In the previous pauri, we were encouraged to sing the true utterance, which has originated from the eternal IkOankar (the Divine) and unites us with the eternal IkOankar. In this pauri, it is stated that any utterance not revealed by the eternal Wisdom (Guru) is an incomplete utterance; it cannot lead us to bliss. Bliss is experienced by connecting with the true utterance of the eternal Wisdom.
satigurū  binā    hor  kacī    hai  bāṇī.  
bāṇī  ta  kacī   satigurū  bājhahu      hor  kacī    bāṇī.  
kahde  kace   suṇde  kace   kacīṁ  ākhi  vakhāṇī.  
hari  hari  nit  karahi  rasnā   kahiā  kachū  na  jāṇī.  
citu  jin    hiri  laïā  māiā   bolani  pae  ravāṇī.  
kahai  nānaku   satigurū  bājhahu   hor  kacī    bāṇī.24.  
-Guru  Granth  Sahib  920  
Literal Translation
Interpretive Transcreation
Poetical Dimension
In the twenty-third pauri, the twenty-third step on the ladder, Guru Amardas emphasizes the Utterances of the eternal Wisdom and invites all Sikhs, learners, and disciples to sing these profound utterances. Moving on to the twenty-fourth pauri, the twenty-fourth step, Guru Amardas says without the eternal Wisdom, all other utterances are immature. We pause to contemplate the term "immature." It signifies something that is not yet ripe or fully developed. Just as we refer to an unripe mango or an immature individual, similarly, without the presence of the eternal Wisdom in our lives, all other expressions and teachings are immature, incomplete, and imperfect. Guru Amardas underscores that all other utterances lack maturity without the eternal Wisdom. Furthermore, those who listen to, speak, sing, recite, or share these immature utterances also embody this immaturity. We question why they are considered immature. Although they may verbally chant the name of Hari, the All-Pervasive, the 1-Light daily, their understanding and realization of what they are reciting remain superficial. Their consciousness is overpowered by Maya; the allure of material possessions and worldly relationships triumph over their inner awareness.
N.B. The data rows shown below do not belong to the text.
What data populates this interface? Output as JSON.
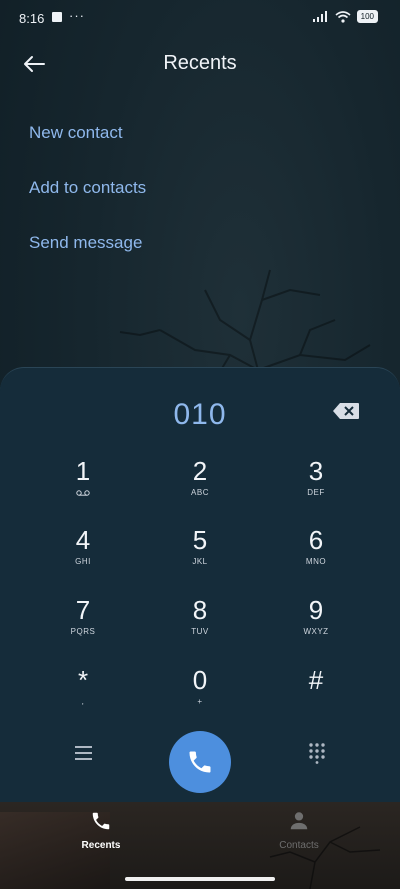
{
  "status_bar": {
    "time": "8:16",
    "dots": "···",
    "battery": "100"
  },
  "header": {
    "title": "Recents"
  },
  "actions": [
    {
      "label": "New contact"
    },
    {
      "label": "Add to contacts"
    },
    {
      "label": "Send message"
    }
  ],
  "dialer": {
    "number": "010",
    "keys": [
      {
        "digit": "1",
        "letters": ""
      },
      {
        "digit": "2",
        "letters": "ABC"
      },
      {
        "digit": "3",
        "letters": "DEF"
      },
      {
        "digit": "4",
        "letters": "GHI"
      },
      {
        "digit": "5",
        "letters": "JKL"
      },
      {
        "digit": "6",
        "letters": "MNO"
      },
      {
        "digit": "7",
        "letters": "PQRS"
      },
      {
        "digit": "8",
        "letters": "TUV"
      },
      {
        "digit": "9",
        "letters": "WXYZ"
      },
      {
        "digit": "*",
        "letters": ","
      },
      {
        "digit": "0",
        "letters": "+"
      },
      {
        "digit": "#",
        "letters": ""
      }
    ]
  },
  "nav": {
    "recents_label": "Recents",
    "contacts_label": "Contacts"
  },
  "colors": {
    "accent": "#8fb8ec",
    "call_button": "#4d8fde",
    "panel": "#152c3a"
  }
}
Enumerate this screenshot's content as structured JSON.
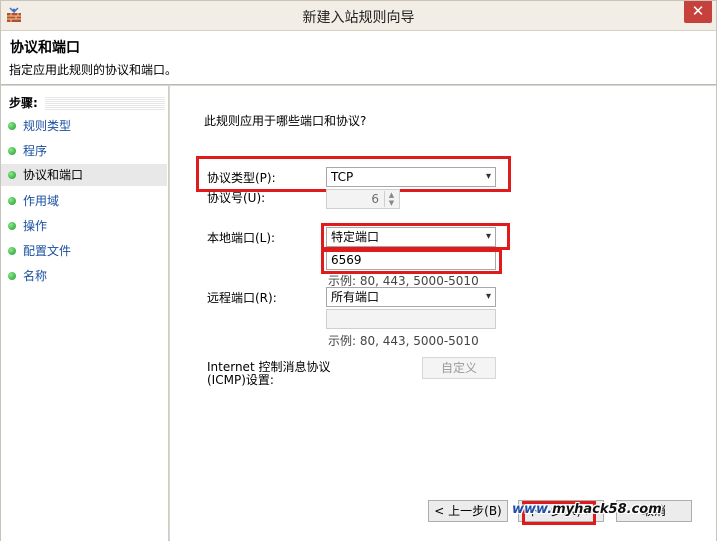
{
  "window": {
    "title": "新建入站规则向导",
    "close_glyph": "✕"
  },
  "header": {
    "title": "协议和端口",
    "description": "指定应用此规则的协议和端口。"
  },
  "sidebar": {
    "heading": "步骤:",
    "steps": [
      {
        "label": "规则类型"
      },
      {
        "label": "程序"
      },
      {
        "label": "协议和端口"
      },
      {
        "label": "作用域"
      },
      {
        "label": "操作"
      },
      {
        "label": "配置文件"
      },
      {
        "label": "名称"
      }
    ],
    "current_index": 2
  },
  "form": {
    "question": "此规则应用于哪些端口和协议?",
    "protocol_type_label": "协议类型(P):",
    "protocol_type_value": "TCP",
    "protocol_number_label": "协议号(U):",
    "protocol_number_value": "6",
    "local_port_label": "本地端口(L):",
    "local_port_mode": "特定端口",
    "local_port_value": "6569",
    "local_example": "示例: 80, 443, 5000-5010",
    "remote_port_label": "远程端口(R):",
    "remote_port_mode": "所有端口",
    "remote_port_value": "",
    "remote_example": "示例: 80, 443, 5000-5010",
    "icmp_label": "Internet 控制消息协议(ICMP)设置:",
    "customize_button": "自定义"
  },
  "footer": {
    "back_button": "< 上一步(B)",
    "next_button": "下一步(N) >",
    "cancel_button": "取消"
  },
  "watermark": {
    "prefix": "www.",
    "middle": "myhack58",
    "suffix": ".com"
  },
  "colors": {
    "highlight": "#e01b1b",
    "step_link": "#1a4fa0",
    "close_button": "#c7413c"
  }
}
Thus, while they may outwardly articulate these immature utterances at a rapid, mechanical pace, internally, they lack comprehension. Guru Amardas concludes this ladder step by reaffirming that without the eternal Wisdom, all other utterances are immature.

We reflect on "unripe" and "ripe" utterances akin to fruit ripening stages. Ripe utterances are like a perfectly ripened fruit, full of flavor and nourishment. In this analogy, the epitome of perfection corresponds to the Bani (the Utterances of the Infinite Wisdom). This is why all other utterances are unripe; they are like fruits picked prematurely, lacking the fullness of flavor and nutrition. This imperfection is because their composers are incomplete and imperfect, just as an unripe fruit is not fully developed. These composers may present themselves as "ripe," like a fruit might appear outwardly appealing. We may even be dazzled by their eloquence, recitations, or memorization, but they are still unripe. In Sikh history, from the time of Guru Nanak, many individuals sought to emulate the Guru, dressing like the Gurus and even composing utterances. However, their utterances, too, were unripe. The question arises: How can compositions created by these imperfect individuals and those who sing them and listen to them be transformed? They cannot. The answer lies in the principle that light begets light. In this metaphor, the eternal Wisdom represents the radiant light that is alive and possesses the power to awaken life within us. It’s as if these Utterances have the transformative effect of ripening a fruit. While there may be some value in the unripe utterances, they cannot compare to the transformative power of the utterances of the eternal Wisdom. It’s like comparing the nourishment of a fully ripened fruit to an immature one. In the previous step, an invitation was extended to sing the eternal, mature Bani, the utterances. Therefore, we need to seek out the eternal Bani. We pause and acknowledge the incredible gift bestowed upon humanity by Guru Arjan in the form of the Guru Granth Sahib. Without this gift, we might still be debating which utterances are ripe and which are unripe. This verse offers clarity by illuminating that utterances composed by unripe individuals are immature. Other teachings may have some value, but they remain unripe, imperfect, and incomplete without the eternal Wisdom. Nothing can compare to the Bani, the utterances of the eternal Wisdom. The utterances of the eternal Wisdom are the path to experience the “anand,” the joy, the bliss. 

We may ask ourselves: Do we discern between "ripe" and "unripe" utterances? Have we made Guru Granth Sahib our sole source of eternal Wisdom, or are we still seeking guidance from "unripe" individuals in our quest for bliss? Could we, too, be among the "unripe" beings, reciting and singing without a true understanding of the teachings? Has the captivating influence of material possessions and relationships so overwhelmed our minds that we find it challenging to contemplate these profound teachings?